The Commercial Court has heard businesswoman Sarah Newman was recently adjudicated bankrupt in the UK.

Ms Newman was due to be cross-examined in court today as part of AIB Mortgage Bank's efforts to recover a €9m judgment obtained by it in 2011 against her and her former partner, former Kilkenny hurler DJ Carey.

In light of the bankruptcy of Ms Newman, lawyers for the bank said it was not proceeding with the cross-examination.

Lawyers for Ms Newman said the matter was being dealt with on consent.

Counsel also indicated any further court applications would be brought via the UK official receiver's office.

In the circumstances, the judge struck out, on consent of both sides, the motion for cross-examination.

The bank had brought that motion after alleging Ms Newman, a mother of two with an address in London, was not sufficiently engaging with it in relation to meeting her liabilities to it.

Following the sale of properties and some repayments, the bank claims €6.4m remains outstanding.

In its motion, it sought to question Ms Newman about any other debts and whether she has any other property or means of satisfying the judgment obtained.

It also sought orders requiring her to file a statement of affairs, plus any relevant documents, specifying any such debts and any income which could go towards satisfying the judgment.

The application arose after Ms Newman and Mr Carey consented at the Commercial Court in May 2011 to entry of judgment for more than €9m each against them in favour of the bank arising from loans and guarantees of each other's liabilities.

Judgment for €9.5m was entered against Mr Carey arising from an April 2007 €7.85m loan advanced in the context of a wider commercial transaction involving him and associated businesses to refinance existing debt due to Irish Nationwide Building Society and to release equity on properties held by him and Ms Newman.

The €7.85m loan was secured on two properties in Co Kildare and Co Kilkenny.
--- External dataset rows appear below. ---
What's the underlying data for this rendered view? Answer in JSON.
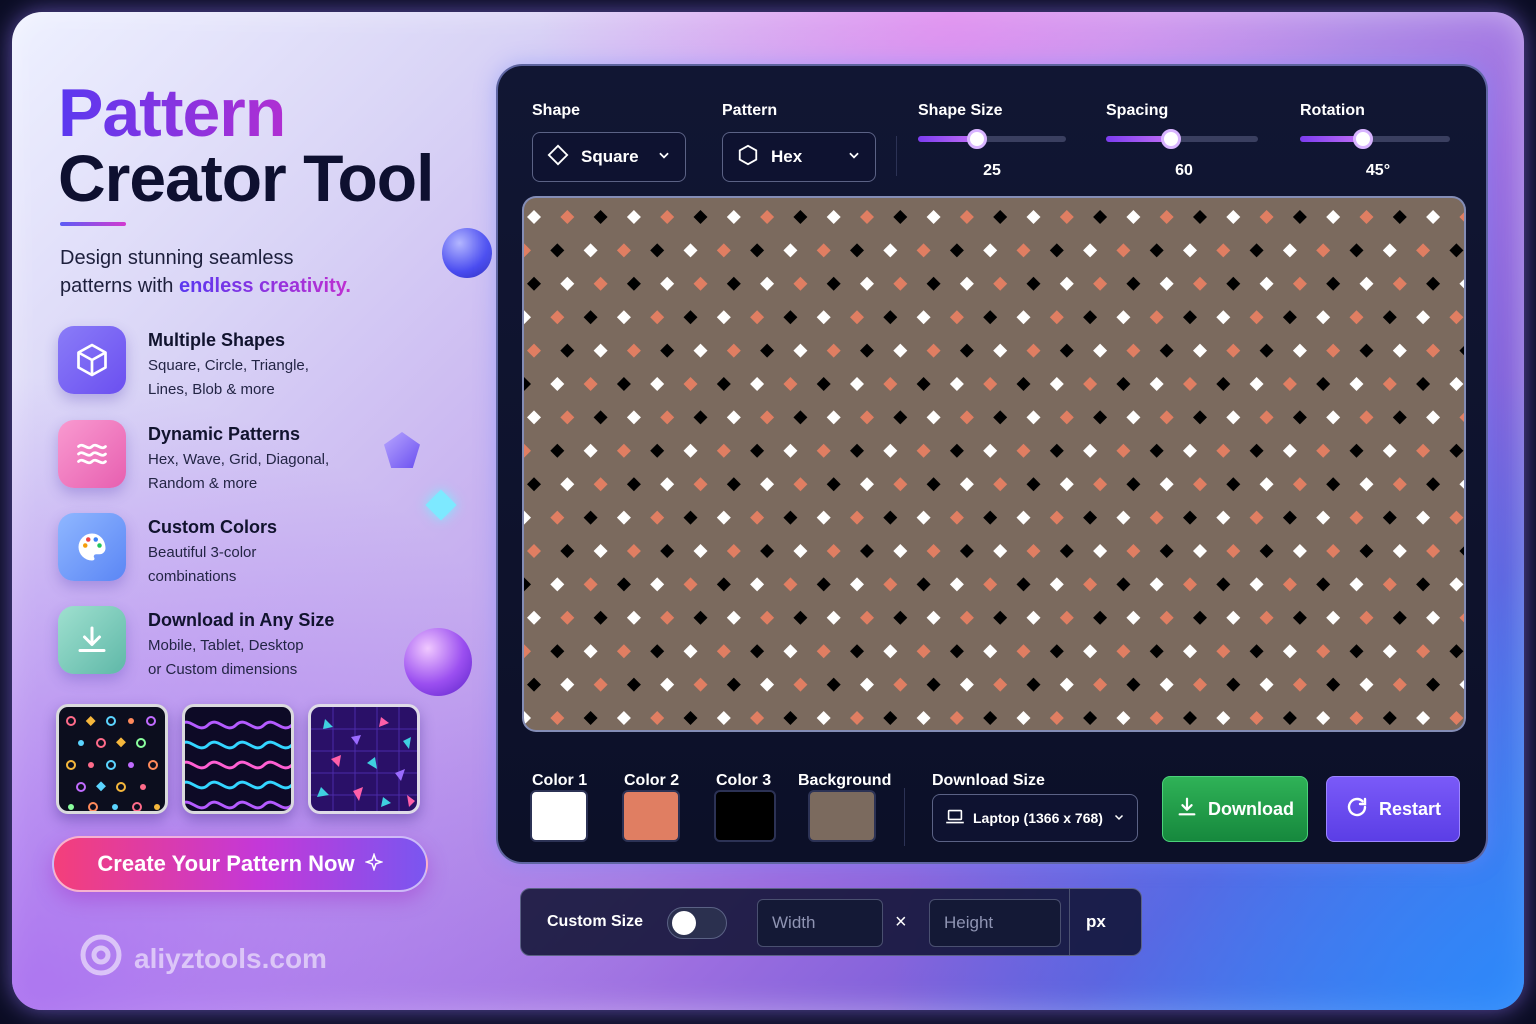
{
  "hero": {
    "title_line1": "Pattern",
    "title_line2": "Creator Tool",
    "subtitle_line1": "Design stunning seamless",
    "subtitle_line2_plain": "patterns with ",
    "subtitle_highlight": "endless creativity."
  },
  "features": [
    {
      "title": "Multiple Shapes",
      "desc1": "Square, Circle, Triangle,",
      "desc2": "Lines, Blob & more",
      "icon": "cube-icon"
    },
    {
      "title": "Dynamic Patterns",
      "desc1": "Hex, Wave, Grid, Diagonal,",
      "desc2": "Random & more",
      "icon": "waves-icon"
    },
    {
      "title": "Custom Colors",
      "desc1": "Beautiful 3-color",
      "desc2": "combinations",
      "icon": "palette-icon"
    },
    {
      "title": "Download in Any Size",
      "desc1": "Mobile, Tablet, Desktop",
      "desc2": "or Custom dimensions",
      "icon": "download-icon"
    }
  ],
  "cta_label": "Create Your Pattern Now",
  "brand": "aliyztools.com",
  "controls": {
    "shape": {
      "label": "Shape",
      "value": "Square"
    },
    "pattern": {
      "label": "Pattern",
      "value": "Hex"
    },
    "shape_size": {
      "label": "Shape Size",
      "value": "25",
      "level": 0.4
    },
    "spacing": {
      "label": "Spacing",
      "value": "60",
      "level": 0.43
    },
    "rotation": {
      "label": "Rotation",
      "value": "45°",
      "level": 0.42
    }
  },
  "colors": {
    "color1": {
      "label": "Color 1",
      "hex": "#ffffff"
    },
    "color2": {
      "label": "Color 2",
      "hex": "#e07e62"
    },
    "color3": {
      "label": "Color 3",
      "hex": "#000000"
    },
    "background": {
      "label": "Background",
      "hex": "#7b6a5e"
    }
  },
  "download": {
    "label": "Download Size",
    "selected": "Laptop (1366 x 768)",
    "download_button": "Download",
    "restart_button": "Restart"
  },
  "custom_size": {
    "label": "Custom Size",
    "width_placeholder": "Width",
    "height_placeholder": "Height",
    "separator": "×",
    "unit": "px"
  }
}
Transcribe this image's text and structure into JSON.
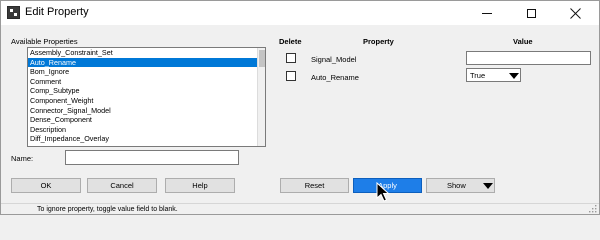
{
  "window": {
    "title": "Edit Property"
  },
  "left": {
    "available_label": "Available Properties",
    "properties": [
      "Assembly_Constraint_Set",
      "Auto_Rename",
      "Bom_Ignore",
      "Comment",
      "Comp_Subtype",
      "Component_Weight",
      "Connector_Signal_Model",
      "Dense_Component",
      "Description",
      "Diff_Impedance_Overlay"
    ],
    "selected_property": "Auto_Rename",
    "name_label": "Name:",
    "name_value": "",
    "ok_label": "OK",
    "cancel_label": "Cancel",
    "help_label": "Help"
  },
  "right": {
    "col_delete": "Delete",
    "col_property": "Property",
    "col_value": "Value",
    "rows": [
      {
        "property": "Signal_Model",
        "value": "",
        "deleted": false
      },
      {
        "property": "Auto_Rename",
        "value": "True",
        "deleted": false
      }
    ],
    "reset_label": "Reset",
    "apply_label": "Apply",
    "show_label": "Show"
  },
  "status": {
    "text": "To ignore property, toggle value field to blank."
  },
  "colors": {
    "selection": "#0078d7",
    "primary_button": "#1e7ee8"
  },
  "icons": [
    "app-icon",
    "minimize-icon",
    "maximize-icon",
    "close-icon",
    "chevron-down-icon",
    "resize-grip-icon",
    "cursor-icon"
  ]
}
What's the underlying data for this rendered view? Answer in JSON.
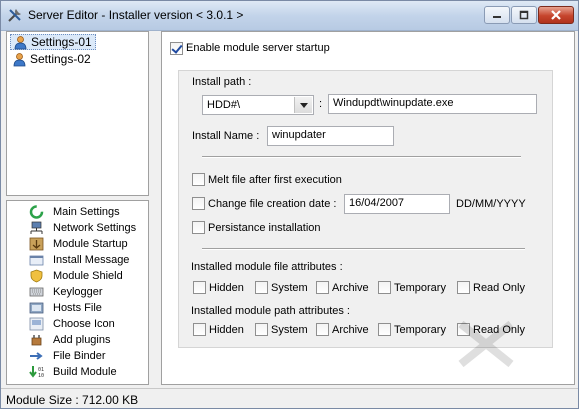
{
  "window": {
    "title": "Server Editor - Installer version < 3.0.1 >"
  },
  "settings_list": {
    "items": [
      {
        "label": "Settings-01",
        "selected": true
      },
      {
        "label": "Settings-02",
        "selected": false
      }
    ]
  },
  "modules": {
    "items": [
      {
        "label": "Main Settings",
        "icon": "globe-refresh-icon"
      },
      {
        "label": "Network Settings",
        "icon": "network-icon"
      },
      {
        "label": "Module Startup",
        "icon": "startup-box-icon"
      },
      {
        "label": "Install Message",
        "icon": "message-icon"
      },
      {
        "label": "Module Shield",
        "icon": "shield-icon"
      },
      {
        "label": "Keylogger",
        "icon": "keyboard-icon"
      },
      {
        "label": "Hosts File",
        "icon": "hosts-file-icon"
      },
      {
        "label": "Choose Icon",
        "icon": "choose-icon-icon"
      },
      {
        "label": "Add plugins",
        "icon": "plugin-icon"
      },
      {
        "label": "File Binder",
        "icon": "file-binder-icon"
      },
      {
        "label": "Build Module",
        "icon": "build-binary-icon"
      }
    ]
  },
  "startup": {
    "enable_label": "Enable module server startup",
    "enable_checked": true,
    "install_path_label": "Install path :",
    "drive_value": "HDD#\\",
    "separator": ":",
    "path_value": "Windupdt\\winupdate.exe",
    "install_name_label": "Install Name :",
    "install_name_value": "winupdater",
    "melt_label": "Melt file after first execution",
    "change_date_label": "Change file creation date :",
    "date_value": "16/04/2007",
    "date_format": "DD/MM/YYYY",
    "persistance_label": "Persistance installation",
    "file_attr_title": "Installed module file attributes :",
    "path_attr_title": "Installed module path attributes :",
    "attributes": [
      "Hidden",
      "System",
      "Archive",
      "Temporary",
      "Read Only"
    ]
  },
  "status": {
    "module_size": "Module Size : 712.00 KB"
  },
  "colors": {
    "titlebar": "#c3d4ea",
    "selection": "#dbe9f9",
    "check_mark": "#1f4aa0",
    "close_button": "#c6452d"
  }
}
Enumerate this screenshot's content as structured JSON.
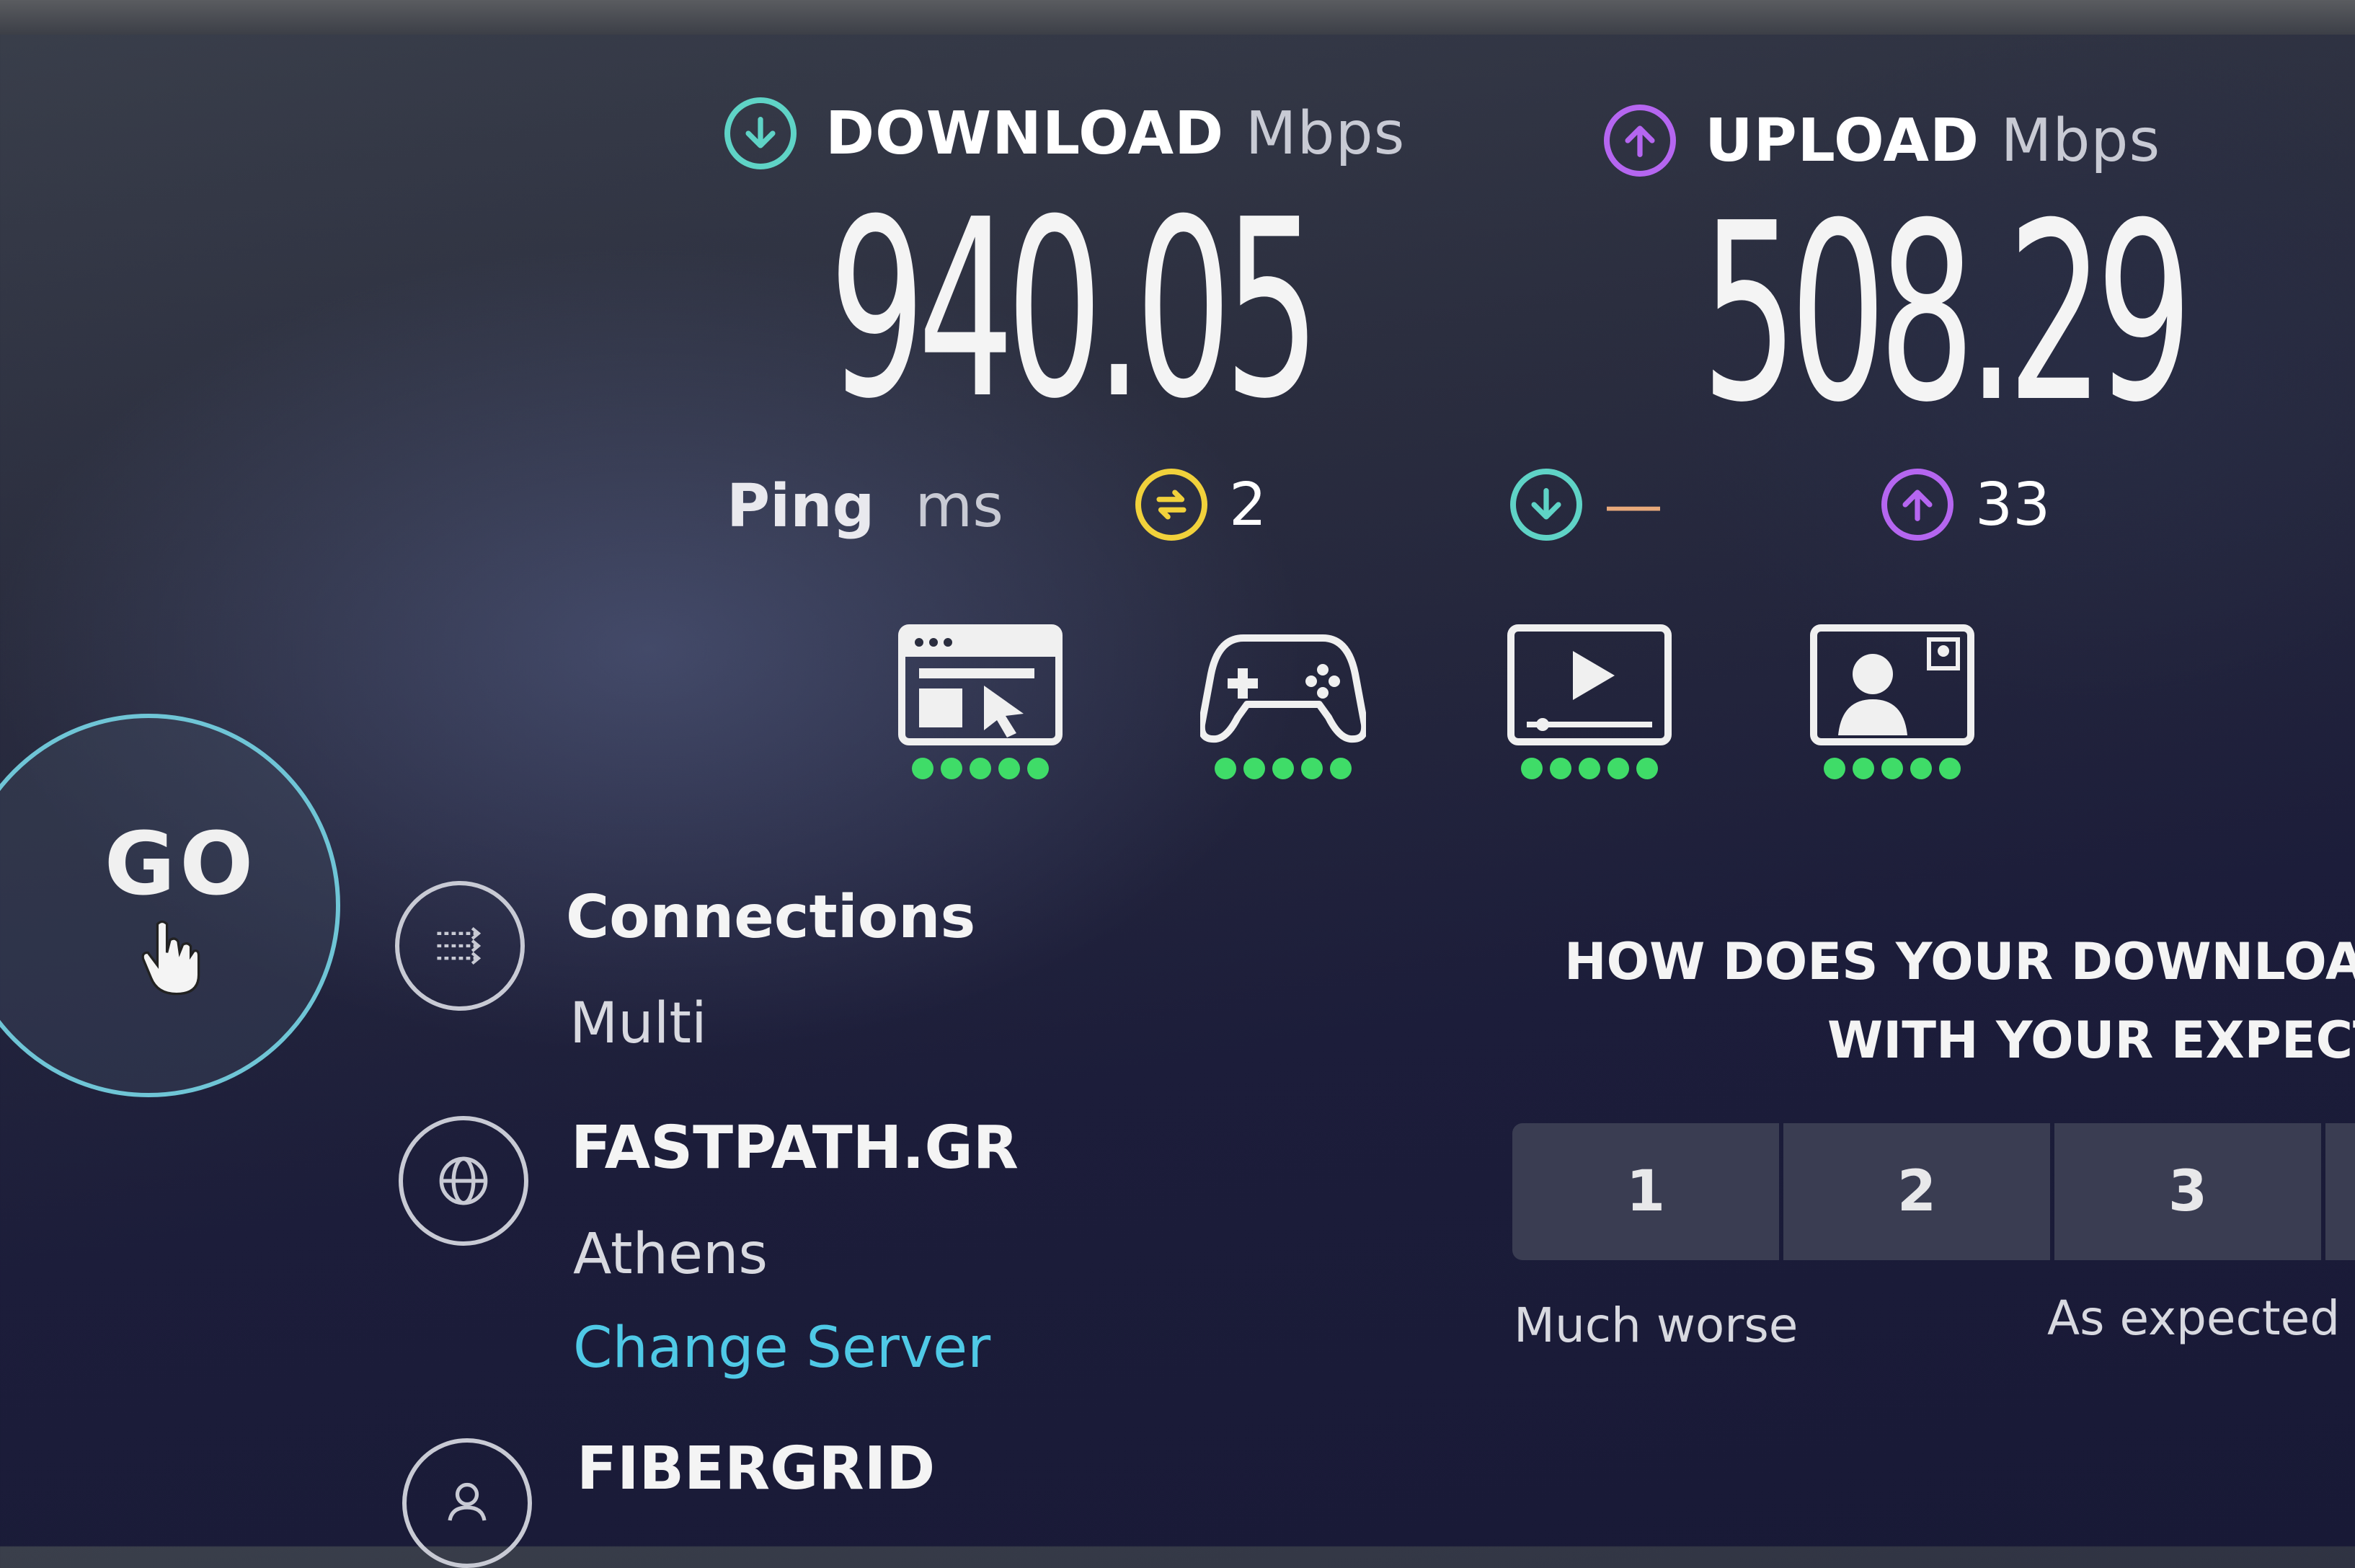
{
  "download": {
    "label": "DOWNLOAD",
    "unit": "Mbps",
    "value": "940.05",
    "icon": "arrow-down-circle-icon",
    "color": "#5fd3c6"
  },
  "upload": {
    "label": "UPLOAD",
    "unit": "Mbps",
    "value": "508.29",
    "icon": "arrow-up-circle-icon",
    "color": "#b566f0"
  },
  "ping": {
    "label": "Ping",
    "unit": "ms",
    "idle": {
      "value": "2",
      "color": "#f1d13b"
    },
    "download": {
      "value": "—",
      "dash_color": "#e8a97a"
    },
    "upload": {
      "value": "33"
    }
  },
  "apps": [
    {
      "name": "web-browsing",
      "icon": "browser-window-icon",
      "rating": 5
    },
    {
      "name": "gaming",
      "icon": "game-controller-icon",
      "rating": 5
    },
    {
      "name": "video-streaming",
      "icon": "video-player-icon",
      "rating": 5
    },
    {
      "name": "video-chat",
      "icon": "video-call-icon",
      "rating": 5
    }
  ],
  "go_button": {
    "label": "GO"
  },
  "connections": {
    "title": "Connections",
    "value": "Multi"
  },
  "server": {
    "title": "FASTPATH.GR",
    "location": "Athens",
    "change_link": "Change Server"
  },
  "provider": {
    "title": "FIBERGRID"
  },
  "survey": {
    "question_line1": "HOW DOES YOUR DOWNLOAD",
    "question_line2": "WITH YOUR EXPECTA",
    "options": [
      "1",
      "2",
      "3"
    ],
    "label_low": "Much worse",
    "label_mid": "As expected"
  }
}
The judgment also arose from Mr Carey's May 2007 guarantee, limited to €1.5m, of the liabilities of Ms Newman.   

The bank said €8m was due from Mr Carey under the mortgage loan account and €1.5m under the guarantee.

Judgment for about €9.4m was granted against Ms Newman arising from her guarantee, limited to €7.85m, of the liabilities of Mr Carey and under a €1.5m mortgage loan secured on a property in Co Kildare.

The court agreed to place a four-week stay on the judgment order in relation to Mr Carey but refused any stay in the case of Ms Newman after noting the bank's concerns about its ability to execute judgment over a property in another jurisdiction, Switzerland.

Ms Newman had been given the opportunity by the bank to make proposals but had given no information, he said.

The bank wrote to Ms Newman on 10 February 2011, warning, unless €7,349 arrears on the mortgage account were paid within 21 days, it would be entitled to terminate the facility.

On March 7 2011, the bank wrote to Ms Newman stating Mr Carey was in breach of his loan obligations and demanding immediate payment of €7,875,000, plus daily interest, under the guarantee provided by her.